The value of Maryland exports was 50 percent below the national average, placing Maryland 39th among states in that category, according to the report. Maryland ranked 23rd in terms of the number of foreign affiliates, based on 1989 statistics. And the state ranked 35th in terms of employment at foreign affiliates.
Maryland's best numbers came in rankings of trade-related spending. The state ranked sixth in terms of spending to promote exports and fifth in spending to attract foreign investment.
The state's growth in exports between 1988 and 1991 increased more than the national and regional averages, the report says.
The report said Maryland's economy remains too dependent ogovernment, defense and service industries, and its tax burden -- 17 percent above the U.S. average -- discourages foreign investment. Another major concern: a shortage of skilled labor -- capable of meeting the demands of the high-technology and biotechnology industries that Maryland is trying to attract, Mr. Costello said.
The report is designed to establish a benchmark for measuring future progress, Mr. Costello said. The only specific policy recommendation is a call to expand Baltimore-Washington International Airport.
Although far less is exported by air than by ship or truck, Mr. Costello said export growth will come from products transported by air, such as electronic equipment, instruments and medical commodities.
Meanwhile, the state, releasing its own report today, said Maryland continued to increase its international business activity over the past year, despite the recession.
The state said the value of Maryland exports increased from $3.2 billion in 1990 to $4 billion in 1991, international air cargo through BWI doubled between 1989 and 1991 and international passenger traffic rose 77 percent.

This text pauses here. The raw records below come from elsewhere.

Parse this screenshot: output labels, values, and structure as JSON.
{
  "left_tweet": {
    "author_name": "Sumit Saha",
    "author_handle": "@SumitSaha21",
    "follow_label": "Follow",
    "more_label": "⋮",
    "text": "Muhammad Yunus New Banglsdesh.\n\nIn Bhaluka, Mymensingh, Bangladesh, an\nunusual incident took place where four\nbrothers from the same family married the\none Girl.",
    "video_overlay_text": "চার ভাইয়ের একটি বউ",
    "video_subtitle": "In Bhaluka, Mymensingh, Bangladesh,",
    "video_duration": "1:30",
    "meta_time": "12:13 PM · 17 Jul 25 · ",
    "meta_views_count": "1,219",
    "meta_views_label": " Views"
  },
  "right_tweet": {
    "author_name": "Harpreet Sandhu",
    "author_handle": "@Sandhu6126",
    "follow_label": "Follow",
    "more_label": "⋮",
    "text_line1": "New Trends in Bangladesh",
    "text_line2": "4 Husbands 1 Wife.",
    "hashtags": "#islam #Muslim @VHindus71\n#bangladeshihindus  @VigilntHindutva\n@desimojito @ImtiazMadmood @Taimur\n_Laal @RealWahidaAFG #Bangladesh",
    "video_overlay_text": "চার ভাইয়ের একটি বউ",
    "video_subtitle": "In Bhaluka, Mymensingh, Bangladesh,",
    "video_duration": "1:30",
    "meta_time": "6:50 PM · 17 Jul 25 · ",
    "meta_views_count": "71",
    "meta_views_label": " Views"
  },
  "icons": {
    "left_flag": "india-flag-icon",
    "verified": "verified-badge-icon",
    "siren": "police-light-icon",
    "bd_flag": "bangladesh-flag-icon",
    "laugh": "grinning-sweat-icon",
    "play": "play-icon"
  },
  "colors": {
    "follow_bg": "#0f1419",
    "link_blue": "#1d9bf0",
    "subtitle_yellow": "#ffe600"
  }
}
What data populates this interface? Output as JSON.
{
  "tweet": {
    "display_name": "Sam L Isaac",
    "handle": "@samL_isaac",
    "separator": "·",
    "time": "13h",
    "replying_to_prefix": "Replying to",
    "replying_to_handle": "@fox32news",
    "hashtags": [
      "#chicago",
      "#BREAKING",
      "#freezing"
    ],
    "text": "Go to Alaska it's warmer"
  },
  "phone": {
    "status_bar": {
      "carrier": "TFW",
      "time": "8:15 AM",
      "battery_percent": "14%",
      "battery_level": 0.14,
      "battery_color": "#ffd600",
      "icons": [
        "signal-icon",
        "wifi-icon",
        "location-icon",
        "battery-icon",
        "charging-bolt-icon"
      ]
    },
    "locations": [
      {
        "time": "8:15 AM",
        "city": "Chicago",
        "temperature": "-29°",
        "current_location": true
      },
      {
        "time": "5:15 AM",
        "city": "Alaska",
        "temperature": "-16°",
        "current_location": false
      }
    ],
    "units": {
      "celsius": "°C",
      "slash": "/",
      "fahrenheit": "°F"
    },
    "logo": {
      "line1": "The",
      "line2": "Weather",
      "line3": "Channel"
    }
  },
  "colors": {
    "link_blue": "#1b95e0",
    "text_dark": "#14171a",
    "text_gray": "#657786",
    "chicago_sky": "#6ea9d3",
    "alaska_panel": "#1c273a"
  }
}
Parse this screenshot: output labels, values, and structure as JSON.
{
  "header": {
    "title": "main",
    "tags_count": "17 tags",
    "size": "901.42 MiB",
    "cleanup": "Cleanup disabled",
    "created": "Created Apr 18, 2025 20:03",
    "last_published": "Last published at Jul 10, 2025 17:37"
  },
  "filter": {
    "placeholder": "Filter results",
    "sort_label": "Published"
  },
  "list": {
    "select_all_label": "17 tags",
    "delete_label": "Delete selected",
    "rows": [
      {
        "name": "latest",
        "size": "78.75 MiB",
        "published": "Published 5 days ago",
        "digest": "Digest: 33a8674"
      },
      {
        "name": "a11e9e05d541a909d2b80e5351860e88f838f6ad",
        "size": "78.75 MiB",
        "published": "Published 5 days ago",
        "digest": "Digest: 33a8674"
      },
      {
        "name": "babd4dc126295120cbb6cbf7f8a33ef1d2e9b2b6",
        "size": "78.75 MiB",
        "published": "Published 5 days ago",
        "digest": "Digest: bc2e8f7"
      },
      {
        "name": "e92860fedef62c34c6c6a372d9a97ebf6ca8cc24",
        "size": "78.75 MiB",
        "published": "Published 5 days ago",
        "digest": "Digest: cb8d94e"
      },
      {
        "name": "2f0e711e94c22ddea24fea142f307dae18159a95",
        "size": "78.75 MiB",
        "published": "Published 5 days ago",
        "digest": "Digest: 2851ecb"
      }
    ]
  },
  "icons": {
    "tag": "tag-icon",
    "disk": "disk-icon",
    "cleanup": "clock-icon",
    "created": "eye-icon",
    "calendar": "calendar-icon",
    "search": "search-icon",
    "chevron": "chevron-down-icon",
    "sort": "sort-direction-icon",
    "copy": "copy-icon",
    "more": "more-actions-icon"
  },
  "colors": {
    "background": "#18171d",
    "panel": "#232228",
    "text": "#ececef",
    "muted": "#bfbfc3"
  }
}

The state report also said that between 1988 and 1989 the amount of direct foreign investment in the state increased 30 percent, the largest increase in the United States. Maryland's estimated 800 foreign affiliates employ 78,400 workers and generate $195 million in tax revenues.
A number of seminars are being held this week to commemorate World Trade Week. Events include seminars on doing business in Europe, Eastern Europe, Canada, the Caribbean and Africa, a business-to-business trade show, and meetings with economic ambassadors from various countries.
A listing of events is on Page 15. For more information, call the World Trade Center Institute, 576-0022.